**TASK INSTRUCTIONS**
Search the listing for "обучении" and copy every line where it appears.

== Segment start ==

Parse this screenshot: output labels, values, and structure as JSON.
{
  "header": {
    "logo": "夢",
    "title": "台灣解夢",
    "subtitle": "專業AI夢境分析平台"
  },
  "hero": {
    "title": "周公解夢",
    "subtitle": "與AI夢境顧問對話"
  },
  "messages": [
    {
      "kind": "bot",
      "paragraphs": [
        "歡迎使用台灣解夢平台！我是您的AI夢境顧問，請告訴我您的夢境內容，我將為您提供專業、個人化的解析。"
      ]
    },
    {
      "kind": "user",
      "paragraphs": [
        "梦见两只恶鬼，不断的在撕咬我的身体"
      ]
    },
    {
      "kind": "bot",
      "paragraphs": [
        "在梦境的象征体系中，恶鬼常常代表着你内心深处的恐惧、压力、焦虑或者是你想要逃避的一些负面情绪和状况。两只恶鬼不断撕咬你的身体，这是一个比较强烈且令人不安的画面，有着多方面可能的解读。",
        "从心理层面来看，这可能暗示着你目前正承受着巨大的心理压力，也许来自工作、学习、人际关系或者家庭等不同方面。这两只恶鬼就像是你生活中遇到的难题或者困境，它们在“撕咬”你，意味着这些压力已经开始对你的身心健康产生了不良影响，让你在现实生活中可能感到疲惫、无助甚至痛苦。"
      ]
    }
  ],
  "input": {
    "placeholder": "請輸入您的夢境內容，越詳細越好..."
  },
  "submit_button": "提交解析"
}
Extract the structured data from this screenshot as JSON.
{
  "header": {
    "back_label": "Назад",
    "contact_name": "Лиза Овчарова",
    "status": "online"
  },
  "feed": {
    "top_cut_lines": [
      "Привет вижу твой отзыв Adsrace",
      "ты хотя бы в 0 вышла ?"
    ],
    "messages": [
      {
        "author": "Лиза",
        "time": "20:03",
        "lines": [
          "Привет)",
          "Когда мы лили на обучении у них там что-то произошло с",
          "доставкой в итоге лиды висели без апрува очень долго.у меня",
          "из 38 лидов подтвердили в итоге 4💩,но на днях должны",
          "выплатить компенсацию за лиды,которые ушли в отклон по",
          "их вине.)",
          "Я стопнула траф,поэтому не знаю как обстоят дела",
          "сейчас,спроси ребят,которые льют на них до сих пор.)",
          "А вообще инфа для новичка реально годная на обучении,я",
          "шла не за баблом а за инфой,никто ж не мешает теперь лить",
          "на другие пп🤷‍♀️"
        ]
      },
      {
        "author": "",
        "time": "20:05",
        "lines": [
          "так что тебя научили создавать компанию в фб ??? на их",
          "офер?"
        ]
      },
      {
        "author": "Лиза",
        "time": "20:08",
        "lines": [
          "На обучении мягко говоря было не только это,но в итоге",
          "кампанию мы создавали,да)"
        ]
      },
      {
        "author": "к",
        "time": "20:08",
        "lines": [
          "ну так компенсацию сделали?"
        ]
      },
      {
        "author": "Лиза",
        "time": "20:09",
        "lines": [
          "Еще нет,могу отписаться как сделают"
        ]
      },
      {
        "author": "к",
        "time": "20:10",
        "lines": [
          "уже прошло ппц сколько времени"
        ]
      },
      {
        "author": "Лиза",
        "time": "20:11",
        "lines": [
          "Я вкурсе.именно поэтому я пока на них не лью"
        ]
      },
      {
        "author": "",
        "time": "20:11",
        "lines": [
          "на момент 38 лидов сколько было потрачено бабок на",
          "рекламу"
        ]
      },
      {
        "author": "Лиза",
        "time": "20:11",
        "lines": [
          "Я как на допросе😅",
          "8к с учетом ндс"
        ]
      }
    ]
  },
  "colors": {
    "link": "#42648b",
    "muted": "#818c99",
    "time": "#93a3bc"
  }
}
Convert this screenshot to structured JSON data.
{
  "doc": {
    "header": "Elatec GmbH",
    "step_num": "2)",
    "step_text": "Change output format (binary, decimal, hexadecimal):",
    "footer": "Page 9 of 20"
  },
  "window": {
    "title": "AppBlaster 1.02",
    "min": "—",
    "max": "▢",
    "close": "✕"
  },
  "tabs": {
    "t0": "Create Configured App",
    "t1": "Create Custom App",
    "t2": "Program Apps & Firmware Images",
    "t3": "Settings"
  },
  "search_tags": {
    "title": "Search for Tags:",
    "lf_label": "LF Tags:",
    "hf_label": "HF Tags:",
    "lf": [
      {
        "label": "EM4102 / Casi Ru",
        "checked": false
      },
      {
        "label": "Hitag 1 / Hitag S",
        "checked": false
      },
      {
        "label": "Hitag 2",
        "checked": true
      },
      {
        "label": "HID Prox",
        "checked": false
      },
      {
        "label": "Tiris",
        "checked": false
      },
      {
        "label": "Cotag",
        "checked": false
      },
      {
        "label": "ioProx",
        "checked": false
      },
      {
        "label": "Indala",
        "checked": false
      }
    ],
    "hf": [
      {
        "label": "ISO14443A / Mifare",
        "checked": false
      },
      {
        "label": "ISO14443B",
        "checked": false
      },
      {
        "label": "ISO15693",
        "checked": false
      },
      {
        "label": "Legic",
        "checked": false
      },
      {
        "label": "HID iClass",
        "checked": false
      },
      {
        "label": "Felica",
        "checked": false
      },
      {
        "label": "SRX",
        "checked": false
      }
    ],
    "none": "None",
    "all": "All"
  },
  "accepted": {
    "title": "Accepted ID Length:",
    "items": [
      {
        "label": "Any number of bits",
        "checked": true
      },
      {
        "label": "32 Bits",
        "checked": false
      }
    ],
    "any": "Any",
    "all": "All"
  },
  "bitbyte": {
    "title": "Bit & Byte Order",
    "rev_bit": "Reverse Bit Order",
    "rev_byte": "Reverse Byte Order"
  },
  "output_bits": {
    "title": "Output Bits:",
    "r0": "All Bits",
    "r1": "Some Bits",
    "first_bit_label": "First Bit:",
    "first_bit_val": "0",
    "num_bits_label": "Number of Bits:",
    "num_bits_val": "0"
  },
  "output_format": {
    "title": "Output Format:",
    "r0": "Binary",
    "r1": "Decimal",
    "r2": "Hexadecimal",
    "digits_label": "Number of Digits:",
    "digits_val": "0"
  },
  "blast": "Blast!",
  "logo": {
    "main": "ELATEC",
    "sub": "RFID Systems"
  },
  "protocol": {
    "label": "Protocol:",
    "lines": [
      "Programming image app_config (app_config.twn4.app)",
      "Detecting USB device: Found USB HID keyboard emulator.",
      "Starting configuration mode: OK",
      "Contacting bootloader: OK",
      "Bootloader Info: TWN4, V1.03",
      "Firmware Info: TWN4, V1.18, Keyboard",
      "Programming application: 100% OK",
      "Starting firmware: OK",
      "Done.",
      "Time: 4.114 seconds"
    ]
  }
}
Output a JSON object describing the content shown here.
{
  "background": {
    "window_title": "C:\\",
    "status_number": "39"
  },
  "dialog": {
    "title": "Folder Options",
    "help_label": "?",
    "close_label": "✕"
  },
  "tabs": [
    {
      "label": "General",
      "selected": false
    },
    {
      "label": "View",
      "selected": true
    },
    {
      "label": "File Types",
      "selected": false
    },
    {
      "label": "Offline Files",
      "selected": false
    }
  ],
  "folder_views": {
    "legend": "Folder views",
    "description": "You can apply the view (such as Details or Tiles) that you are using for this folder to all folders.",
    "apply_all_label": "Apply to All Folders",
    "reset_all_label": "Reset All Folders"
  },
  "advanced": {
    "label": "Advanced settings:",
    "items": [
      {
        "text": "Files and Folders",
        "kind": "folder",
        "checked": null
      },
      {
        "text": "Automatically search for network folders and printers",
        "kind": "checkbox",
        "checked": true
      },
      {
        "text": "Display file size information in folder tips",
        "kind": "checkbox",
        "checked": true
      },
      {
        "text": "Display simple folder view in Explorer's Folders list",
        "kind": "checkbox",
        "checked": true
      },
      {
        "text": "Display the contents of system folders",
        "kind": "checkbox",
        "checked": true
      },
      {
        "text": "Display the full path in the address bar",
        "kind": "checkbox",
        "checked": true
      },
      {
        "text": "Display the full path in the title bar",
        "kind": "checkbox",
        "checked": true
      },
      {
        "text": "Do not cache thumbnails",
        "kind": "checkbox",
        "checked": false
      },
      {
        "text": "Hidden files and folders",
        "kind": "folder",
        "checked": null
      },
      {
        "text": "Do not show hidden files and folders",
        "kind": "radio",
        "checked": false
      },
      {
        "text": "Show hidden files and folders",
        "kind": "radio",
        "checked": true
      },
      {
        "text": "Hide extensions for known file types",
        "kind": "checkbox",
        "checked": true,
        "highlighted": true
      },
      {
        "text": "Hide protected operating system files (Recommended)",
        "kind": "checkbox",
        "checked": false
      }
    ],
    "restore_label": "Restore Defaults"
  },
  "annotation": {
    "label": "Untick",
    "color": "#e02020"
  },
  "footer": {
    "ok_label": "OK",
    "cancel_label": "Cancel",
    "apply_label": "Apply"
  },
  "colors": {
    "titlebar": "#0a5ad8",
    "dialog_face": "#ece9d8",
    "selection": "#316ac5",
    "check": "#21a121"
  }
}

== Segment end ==

**OUTPUT FOR THIS EXERCISE**
          "Когда мы лили на обучении у них там что-то произошло с",
          "А вообще инфа для новичка реально годная на обучении,я",
          "На обучении мягко говоря было не только это,но в итоге",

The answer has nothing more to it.